* WORK REQUEST:
Write out each record below, word for word.

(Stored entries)
[Start of Attachment]
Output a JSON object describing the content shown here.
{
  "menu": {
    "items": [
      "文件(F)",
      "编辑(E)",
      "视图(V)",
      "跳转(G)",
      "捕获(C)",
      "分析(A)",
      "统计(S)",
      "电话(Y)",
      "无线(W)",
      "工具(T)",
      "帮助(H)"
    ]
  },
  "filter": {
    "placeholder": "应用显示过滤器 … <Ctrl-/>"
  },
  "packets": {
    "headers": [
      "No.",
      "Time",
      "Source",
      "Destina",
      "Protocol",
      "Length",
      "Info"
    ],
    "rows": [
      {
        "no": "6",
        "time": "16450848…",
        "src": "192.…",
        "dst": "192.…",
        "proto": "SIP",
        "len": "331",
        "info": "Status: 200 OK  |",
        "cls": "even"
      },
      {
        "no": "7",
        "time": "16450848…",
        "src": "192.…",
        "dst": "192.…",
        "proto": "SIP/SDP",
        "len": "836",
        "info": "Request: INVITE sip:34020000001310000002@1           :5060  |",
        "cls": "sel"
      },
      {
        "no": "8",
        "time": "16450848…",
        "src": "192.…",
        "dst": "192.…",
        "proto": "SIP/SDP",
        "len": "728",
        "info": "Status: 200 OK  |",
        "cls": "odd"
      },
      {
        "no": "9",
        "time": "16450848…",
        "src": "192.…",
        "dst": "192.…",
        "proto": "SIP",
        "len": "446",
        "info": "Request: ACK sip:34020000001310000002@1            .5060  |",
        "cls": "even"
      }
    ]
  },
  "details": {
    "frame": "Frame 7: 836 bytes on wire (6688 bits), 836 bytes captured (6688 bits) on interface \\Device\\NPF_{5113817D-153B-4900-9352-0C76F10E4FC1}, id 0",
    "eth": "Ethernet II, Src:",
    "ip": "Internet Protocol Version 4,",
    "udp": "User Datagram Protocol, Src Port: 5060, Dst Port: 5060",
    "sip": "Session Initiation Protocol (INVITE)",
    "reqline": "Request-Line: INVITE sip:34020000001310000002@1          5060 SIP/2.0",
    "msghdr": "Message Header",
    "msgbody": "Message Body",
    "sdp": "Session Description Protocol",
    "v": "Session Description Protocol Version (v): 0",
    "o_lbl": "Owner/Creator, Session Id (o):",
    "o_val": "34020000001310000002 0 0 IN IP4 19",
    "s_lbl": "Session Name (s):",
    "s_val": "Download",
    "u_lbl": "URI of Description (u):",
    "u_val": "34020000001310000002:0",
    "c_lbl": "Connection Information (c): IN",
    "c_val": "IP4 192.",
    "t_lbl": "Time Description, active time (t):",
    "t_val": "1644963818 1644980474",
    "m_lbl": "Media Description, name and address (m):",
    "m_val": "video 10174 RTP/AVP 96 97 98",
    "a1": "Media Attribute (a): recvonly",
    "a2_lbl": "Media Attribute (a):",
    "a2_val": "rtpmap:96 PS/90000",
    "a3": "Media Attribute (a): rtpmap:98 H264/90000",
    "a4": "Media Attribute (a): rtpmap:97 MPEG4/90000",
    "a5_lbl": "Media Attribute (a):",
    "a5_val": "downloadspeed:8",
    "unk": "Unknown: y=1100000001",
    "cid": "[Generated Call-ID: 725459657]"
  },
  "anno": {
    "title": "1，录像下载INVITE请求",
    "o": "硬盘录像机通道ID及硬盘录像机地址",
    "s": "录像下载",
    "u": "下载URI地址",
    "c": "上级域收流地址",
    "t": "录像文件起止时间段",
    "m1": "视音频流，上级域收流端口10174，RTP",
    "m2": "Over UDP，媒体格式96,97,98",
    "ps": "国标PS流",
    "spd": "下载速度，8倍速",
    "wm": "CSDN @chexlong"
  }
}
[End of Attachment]
* EXPECTED OUTPUT:
Output a JSON object describing the content shown here.
{
  "menu": {
    "items": [
      "文件(F)",
      "编辑(E)",
      "视图(V)",
      "跳转(G)",
      "捕获(C)",
      "分析(A)",
      "统计(S)",
      "电话(Y)",
      "无线(W)",
      "工具(T)",
      "帮助(H)"
    ]
  },
  "filter": {
    "placeholder": "应用显示过滤器 … <Ctrl-/>"
  },
  "packets": {
    "headers": [
      "No.",
      "Time",
      "Source",
      "Destina",
      "Protocol",
      "Length",
      "Info"
    ],
    "rows": [
      {
        "no": "6",
        "time": "16450848…",
        "src": "192.…",
        "dst": "192.…",
        "proto": "SIP",
        "len": "331",
        "info": "Status: 200 OK  |",
        "cls": "even"
      },
      {
        "no": "7",
        "time": "16450848…",
        "src": "192.…",
        "dst": "192.…",
        "proto": "SIP/SDP",
        "len": "836",
        "info": "Request: INVITE sip:34020000001310000002@1           :5060  |",
        "cls": "sel"
      },
      {
        "no": "8",
        "time": "16450848…",
        "src": "192.…",
        "dst": "192.…",
        "proto": "SIP/SDP",
        "len": "728",
        "info": "Status: 200 OK  |",
        "cls": "odd"
      },
      {
        "no": "9",
        "time": "16450848…",
        "src": "192.…",
        "dst": "192.…",
        "proto": "SIP",
        "len": "446",
        "info": "Request: ACK sip:34020000001310000002@1            .5060  |",
        "cls": "even"
      }
    ]
  },
  "details": {
    "frame": "Frame 7: 836 bytes on wire (6688 bits), 836 bytes captured (6688 bits) on interface \\Device\\NPF_{5113817D-153B-4900-9352-0C76F10E4FC1}, id 0",
    "eth": "Ethernet II, Src:",
    "ip": "Internet Protocol Version 4,",
    "udp": "User Datagram Protocol, Src Port: 5060, Dst Port: 5060",
    "sip": "Session Initiation Protocol (INVITE)",
    "reqline": "Request-Line: INVITE sip:34020000001310000002@1          5060 SIP/2.0",
    "msghdr": "Message Header",
    "msgbody": "Message Body",
    "sdp": "Session Description Protocol",
    "v": "Session Description Protocol Version (v): 0",
    "o_lbl": "Owner/Creator, Session Id (o):",
    "o_val": "34020000001310000002 0 0 IN IP4 19",
    "s_lbl": "Session Name (s):",
    "s_val": "Download",
    "u_lbl": "URI of Description (u):",
    "u_val": "34020000001310000002:0",
    "c_lbl": "Connection Information (c): IN",
    "c_val": "IP4 192.",
    "t_lbl": "Time Description, active time (t):",
    "t_val": "1644963818 1644980474",
    "m_lbl": "Media Description, name and address (m):",
    "m_val": "video 10174 RTP/AVP 96 97 98",
    "a1": "Media Attribute (a): recvonly",
    "a2_lbl": "Media Attribute (a):",
    "a2_val": "rtpmap:96 PS/90000",
    "a3": "Media Attribute (a): rtpmap:98 H264/90000",
    "a4": "Media Attribute (a): rtpmap:97 MPEG4/90000",
    "a5_lbl": "Media Attribute (a):",
    "a5_val": "downloadspeed:8",
    "unk": "Unknown: y=1100000001",
    "cid": "[Generated Call-ID: 725459657]"
  },
  "anno": {
    "title": "1，录像下载INVITE请求",
    "o": "硬盘录像机通道ID及硬盘录像机地址",
    "s": "录像下载",
    "u": "下载URI地址",
    "c": "上级域收流地址",
    "t": "录像文件起止时间段",
    "m1": "视音频流，上级域收流端口10174，RTP",
    "m2": "Over UDP，媒体格式96,97,98",
    "ps": "国标PS流",
    "spd": "下载速度，8倍速",
    "wm": "CSDN @chexlong"
  }
}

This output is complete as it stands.